• [REQUIREMENT]:
Your answer must be the records below, printed exactly.

[Data items]
===============

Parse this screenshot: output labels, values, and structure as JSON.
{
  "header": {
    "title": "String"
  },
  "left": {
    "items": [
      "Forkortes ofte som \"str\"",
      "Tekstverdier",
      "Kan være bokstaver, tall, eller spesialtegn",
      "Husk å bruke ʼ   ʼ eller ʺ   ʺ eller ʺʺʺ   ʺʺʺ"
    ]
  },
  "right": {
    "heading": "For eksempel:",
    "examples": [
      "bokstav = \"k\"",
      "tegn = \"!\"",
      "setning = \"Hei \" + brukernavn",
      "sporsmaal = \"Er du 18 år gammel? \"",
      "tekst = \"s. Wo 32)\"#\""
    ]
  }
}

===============

• [YOUR SOLUTION]:
Parse this screenshot: output labels, values, and structure as JSON.
{
  "header": {
    "title": "String"
  },
  "left": {
    "items": [
      "Forkortes ofte som \"str\"",
      "Tekstverdier",
      "Kan være bokstaver, tall, eller spesialtegn",
      "Husk å bruke ʼ   ʼ eller ʺ   ʺ eller ʺʺʺ   ʺʺʺ"
    ]
  },
  "right": {
    "heading": "For eksempel:",
    "examples": [
      "bokstav = \"k\"",
      "tegn = \"!\"",
      "setning = \"Hei \" + brukernavn",
      "sporsmaal = \"Er du 18 år gammel? \"",
      "tekst = \"s. Wo 32)\"#\""
    ]
  }
}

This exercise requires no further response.